Crab Info

Crabs are probably the most popular crustacean in the dinner table. They are succulent and delicious but don't cost an arm and a leg like lobsters. These shelled delicacies are found and eaten worldwide with distinct taste and preparation, depending on the locale. But because of their intimidating appearance, most people are wary of buying and preparing these tasty crustaceans at home. It's a pity because these crustaceans are very versatile. Whether steamed whole, made into sandwiches, boiled in soups, or fried like crab cakes, these shelled goodies never fail to satisfy.

To ease this intimidation, it helps to know important facts about this particular seafood. These crustaceans are decapods with bodies made up of carapace or hard shell. These hard shells are their exoskeletons. These crustaceans shed their shells regularly through a process called moulting. The moulting process defines the difference between soft shells and hard shells. For example, Alaskan crabs are big but if caught in the early moulting stage, their shells are brittle and soft. Hard shells are developed as the new shells mature.

It is very important to buy live, fresh crustaceans. Buying them dead can cause poisoning and other digestive problems. Choosing fresh crustaceans means looking for signs of life. Aggressive and active crabs are preferable over those who can't even crawl. Intact crab legs are also indications of health. This means that the shelled critters were not handled roughly.

Cooking them is also a very easy process. Even cooking weird-looking claws of stone crabs is a cinch. Just steam, pick out the meat, add lots of butter, and a dash of lime juice. This technique also applies to whole critters. As soon as the critters change their color into bright orange, take them out of your steamer. This steam and butter method applies to all species of this succulent seafood, but not recommended to the little ones. A small crab like a blue crab is better if it is deep-fried. This makes for a crunch shell and juicy meat inside.

Crabs are special delicacies. But what makes them special is not their price tag. They are special because they require effort to buy and prepare. The people who will partake of your crab feast won't mind if they got a big or small crab. It won't matter if you serve crab sandwiches or crab cakes.
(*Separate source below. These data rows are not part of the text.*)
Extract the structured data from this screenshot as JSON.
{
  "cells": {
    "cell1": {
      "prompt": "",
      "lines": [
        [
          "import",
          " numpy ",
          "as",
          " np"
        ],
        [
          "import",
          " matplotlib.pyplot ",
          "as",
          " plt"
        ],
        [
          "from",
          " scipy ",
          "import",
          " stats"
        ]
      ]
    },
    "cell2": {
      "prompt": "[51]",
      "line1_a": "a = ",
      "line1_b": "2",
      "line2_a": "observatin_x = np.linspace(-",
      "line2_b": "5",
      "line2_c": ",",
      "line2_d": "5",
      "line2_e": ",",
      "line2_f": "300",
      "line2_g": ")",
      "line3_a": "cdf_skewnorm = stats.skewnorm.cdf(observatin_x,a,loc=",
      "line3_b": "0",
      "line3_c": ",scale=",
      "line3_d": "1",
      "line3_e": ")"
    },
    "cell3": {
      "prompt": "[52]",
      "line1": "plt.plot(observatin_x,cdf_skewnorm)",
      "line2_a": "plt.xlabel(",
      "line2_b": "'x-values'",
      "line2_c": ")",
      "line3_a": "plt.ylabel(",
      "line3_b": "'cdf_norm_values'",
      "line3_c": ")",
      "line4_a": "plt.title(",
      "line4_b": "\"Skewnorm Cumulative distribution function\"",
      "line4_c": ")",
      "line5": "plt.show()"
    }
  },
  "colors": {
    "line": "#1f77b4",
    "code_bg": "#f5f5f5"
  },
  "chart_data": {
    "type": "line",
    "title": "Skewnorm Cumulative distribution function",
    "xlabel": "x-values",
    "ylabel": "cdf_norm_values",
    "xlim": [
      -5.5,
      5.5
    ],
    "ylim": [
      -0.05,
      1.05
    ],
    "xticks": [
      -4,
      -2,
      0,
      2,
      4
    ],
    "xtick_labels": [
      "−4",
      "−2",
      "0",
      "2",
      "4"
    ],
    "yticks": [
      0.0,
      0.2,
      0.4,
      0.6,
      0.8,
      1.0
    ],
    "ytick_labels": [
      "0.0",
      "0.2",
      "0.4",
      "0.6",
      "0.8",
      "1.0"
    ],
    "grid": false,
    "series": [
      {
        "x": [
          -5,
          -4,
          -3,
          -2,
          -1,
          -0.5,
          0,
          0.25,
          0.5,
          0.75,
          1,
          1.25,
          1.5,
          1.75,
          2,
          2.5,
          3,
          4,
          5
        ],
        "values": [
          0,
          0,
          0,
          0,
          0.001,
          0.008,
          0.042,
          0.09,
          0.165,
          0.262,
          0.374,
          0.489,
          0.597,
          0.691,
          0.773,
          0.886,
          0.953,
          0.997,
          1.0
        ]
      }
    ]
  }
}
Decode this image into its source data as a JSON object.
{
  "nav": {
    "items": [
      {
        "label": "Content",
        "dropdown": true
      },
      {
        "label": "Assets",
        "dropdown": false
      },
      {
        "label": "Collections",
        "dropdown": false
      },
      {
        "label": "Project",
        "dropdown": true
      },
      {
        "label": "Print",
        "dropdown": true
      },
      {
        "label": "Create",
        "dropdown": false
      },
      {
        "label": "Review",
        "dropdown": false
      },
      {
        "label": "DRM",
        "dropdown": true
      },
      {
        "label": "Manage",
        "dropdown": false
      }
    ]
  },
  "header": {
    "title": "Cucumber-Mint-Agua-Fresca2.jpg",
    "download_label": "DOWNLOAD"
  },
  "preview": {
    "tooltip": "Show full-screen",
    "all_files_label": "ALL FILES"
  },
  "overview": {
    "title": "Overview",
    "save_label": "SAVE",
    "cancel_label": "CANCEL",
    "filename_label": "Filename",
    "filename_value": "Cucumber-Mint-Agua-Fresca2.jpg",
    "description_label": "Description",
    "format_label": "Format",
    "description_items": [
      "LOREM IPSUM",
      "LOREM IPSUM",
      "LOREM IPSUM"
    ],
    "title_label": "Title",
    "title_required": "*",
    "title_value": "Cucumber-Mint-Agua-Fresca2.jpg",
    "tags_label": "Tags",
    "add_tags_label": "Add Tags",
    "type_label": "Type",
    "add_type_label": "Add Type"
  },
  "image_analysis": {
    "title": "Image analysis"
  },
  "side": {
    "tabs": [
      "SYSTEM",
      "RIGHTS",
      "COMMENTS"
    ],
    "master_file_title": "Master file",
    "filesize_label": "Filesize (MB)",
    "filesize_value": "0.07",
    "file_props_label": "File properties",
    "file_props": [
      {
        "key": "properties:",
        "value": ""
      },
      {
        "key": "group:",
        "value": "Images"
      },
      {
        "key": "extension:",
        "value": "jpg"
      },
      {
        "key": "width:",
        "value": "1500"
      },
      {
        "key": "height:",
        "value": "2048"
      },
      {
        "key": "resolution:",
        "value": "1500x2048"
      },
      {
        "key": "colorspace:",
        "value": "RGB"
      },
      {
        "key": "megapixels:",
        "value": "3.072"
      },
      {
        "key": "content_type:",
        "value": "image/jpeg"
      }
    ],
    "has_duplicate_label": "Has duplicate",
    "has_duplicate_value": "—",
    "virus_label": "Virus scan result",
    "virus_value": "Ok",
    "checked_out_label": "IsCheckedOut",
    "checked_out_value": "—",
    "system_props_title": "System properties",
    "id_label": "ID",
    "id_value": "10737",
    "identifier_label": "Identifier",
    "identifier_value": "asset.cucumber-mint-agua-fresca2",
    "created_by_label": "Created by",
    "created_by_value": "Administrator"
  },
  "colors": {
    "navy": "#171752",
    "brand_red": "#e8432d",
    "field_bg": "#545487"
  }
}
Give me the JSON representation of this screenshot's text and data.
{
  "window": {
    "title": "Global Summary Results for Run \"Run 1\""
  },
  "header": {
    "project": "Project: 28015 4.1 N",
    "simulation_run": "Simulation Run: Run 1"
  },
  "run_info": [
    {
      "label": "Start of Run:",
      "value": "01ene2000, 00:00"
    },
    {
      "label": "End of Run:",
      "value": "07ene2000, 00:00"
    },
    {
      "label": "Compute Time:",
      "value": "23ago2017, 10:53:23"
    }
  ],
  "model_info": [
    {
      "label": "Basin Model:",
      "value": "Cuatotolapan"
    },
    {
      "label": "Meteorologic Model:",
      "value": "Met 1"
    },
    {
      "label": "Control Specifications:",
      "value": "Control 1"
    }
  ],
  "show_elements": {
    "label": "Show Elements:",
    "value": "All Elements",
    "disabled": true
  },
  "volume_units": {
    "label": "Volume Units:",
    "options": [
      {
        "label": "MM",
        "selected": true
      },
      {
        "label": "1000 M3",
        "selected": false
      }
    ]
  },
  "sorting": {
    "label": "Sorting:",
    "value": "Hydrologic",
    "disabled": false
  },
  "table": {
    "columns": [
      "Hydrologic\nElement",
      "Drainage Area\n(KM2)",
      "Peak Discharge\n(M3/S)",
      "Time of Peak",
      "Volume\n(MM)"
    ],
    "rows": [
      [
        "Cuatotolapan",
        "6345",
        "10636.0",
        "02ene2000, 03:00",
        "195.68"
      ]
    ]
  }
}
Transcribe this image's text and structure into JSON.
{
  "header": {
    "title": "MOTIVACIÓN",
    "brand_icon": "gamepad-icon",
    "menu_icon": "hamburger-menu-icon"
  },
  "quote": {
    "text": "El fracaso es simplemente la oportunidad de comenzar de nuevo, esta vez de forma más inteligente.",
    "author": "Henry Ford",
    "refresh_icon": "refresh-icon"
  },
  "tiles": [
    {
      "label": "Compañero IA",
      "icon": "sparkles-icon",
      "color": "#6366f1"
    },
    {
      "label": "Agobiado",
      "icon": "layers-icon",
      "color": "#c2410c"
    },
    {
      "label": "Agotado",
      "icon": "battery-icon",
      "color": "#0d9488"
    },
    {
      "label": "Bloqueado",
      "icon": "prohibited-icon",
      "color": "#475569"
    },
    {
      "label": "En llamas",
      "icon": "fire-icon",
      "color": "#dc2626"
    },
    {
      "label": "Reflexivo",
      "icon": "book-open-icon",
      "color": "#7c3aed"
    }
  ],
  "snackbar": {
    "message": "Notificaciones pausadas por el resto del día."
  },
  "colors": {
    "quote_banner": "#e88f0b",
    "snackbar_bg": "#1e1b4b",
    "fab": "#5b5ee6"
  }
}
The effort you put into cooking them will make the critters taste as best as can be.

Users Reading this article are also interested in:
Top Searches on Cooking Seafood:
Blue Crab Meat Fresh Crab Meat
About The Author, Pat Murphy -
For more valuable information on crabs and crab legs, please visit